posted by matildaben at 4:59 PM on September 5 [6 favorites]


I think you capture it well - it looks like both people are carrying equal weight in the relationship. Both people are making equal effort to communicate, make plans, show affection, show desire. Both people pull their weight around the house, caring for the children, cooking meals, showing up at school events. Both people pull their weight around working through conflicts, accepting their part in an argument, doing what they need to do to make it right. Both people pull their weight when it comes to handling big decisions. Both people pull their weight when it comes to supporting the other in tough times.
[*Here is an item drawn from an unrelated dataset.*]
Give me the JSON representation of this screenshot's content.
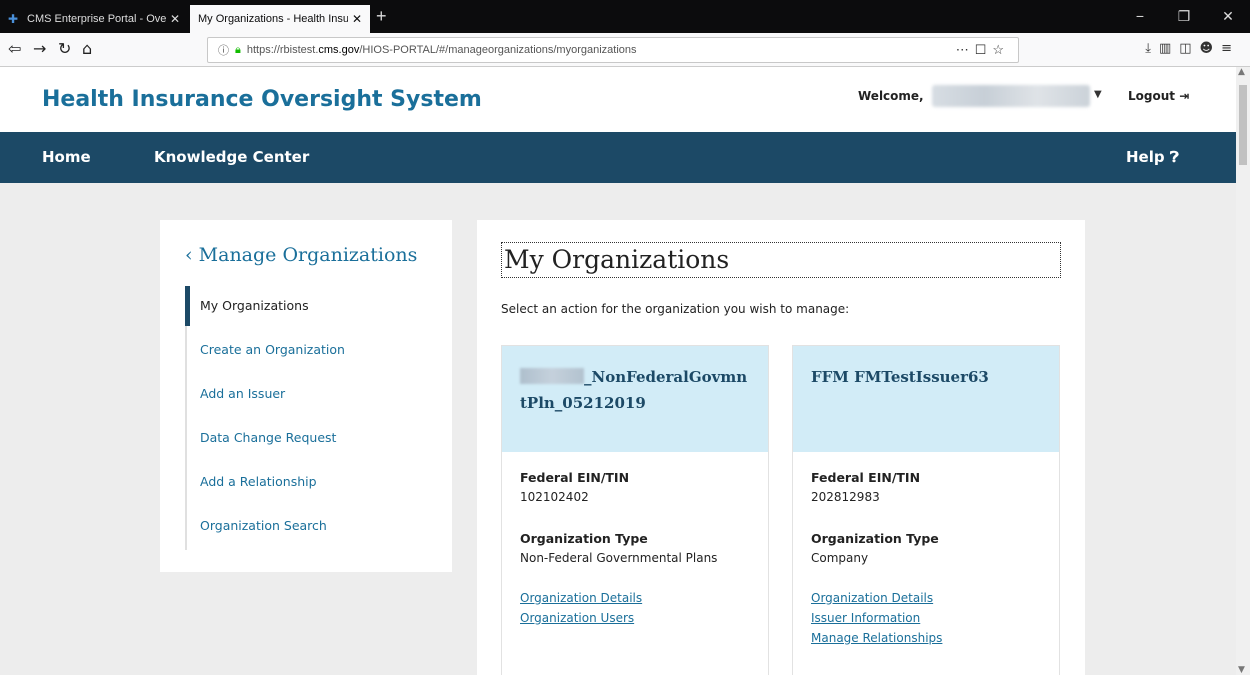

Both people do their share of the emotional labor as well as the physical labor.

You may not both be pulling the same weight at the same time, but it evens out over time. You can always tell when one person makes more effort.
posted by brookeb at 8:19 PM on September 5 [4 favorites]


I’ve been dating someone for six weeks. We’ve gone on a lot of long dates in that time. We’re exclusive, but not calling each other “girlfriend” yet. (Both ladies.)

We text all the time, because we feel like there’s so much to say. Our conversations increasingly have more intimacy - we talk about hard things we’ve been through, health issues we’ve had, fears we’re working on. She remembers what I tell her. She asks about things I’ve mentioned before. She encourages me. We are dropping the façade of being perfect, while still doing our absolute best to woo the other. She brings me flowers. She made me granola to take on a work trip. She’s exceptionally busy with, like, ninety huge commitments, but she makes time for me, always asking about my schedule and coordinating with me. She’s introduced me to a few of her friends.

The biggest thing is that she tells me she likes me. She texts me gifs of old timey ladies sighing or daydreaming and says that’s her, thinking of me. There has never been a shred of doubt that we’re so very excited to have met, and it’s not a game or fun to be coy and hide those feelings. We’re both enthusiastic about the other, and it shows in how we make plans, how we get to know one another, how we treat the other.
posted by missmary6 at 4:28 PM on September 6 [7 favorites]


I am in a similar boat as you, and would immediately defer to anyone else. That having been said, I'll also point you to Brené Brown for useful data and insights on vulnerability.
posted by WCityMike at 1:16 PM on September 7 [2 favorites]


« Older Office 365 Tips of the Day   |   The who and the how of the neoliberal revolution Newer »

You are not logged in, either login or create an account to post comments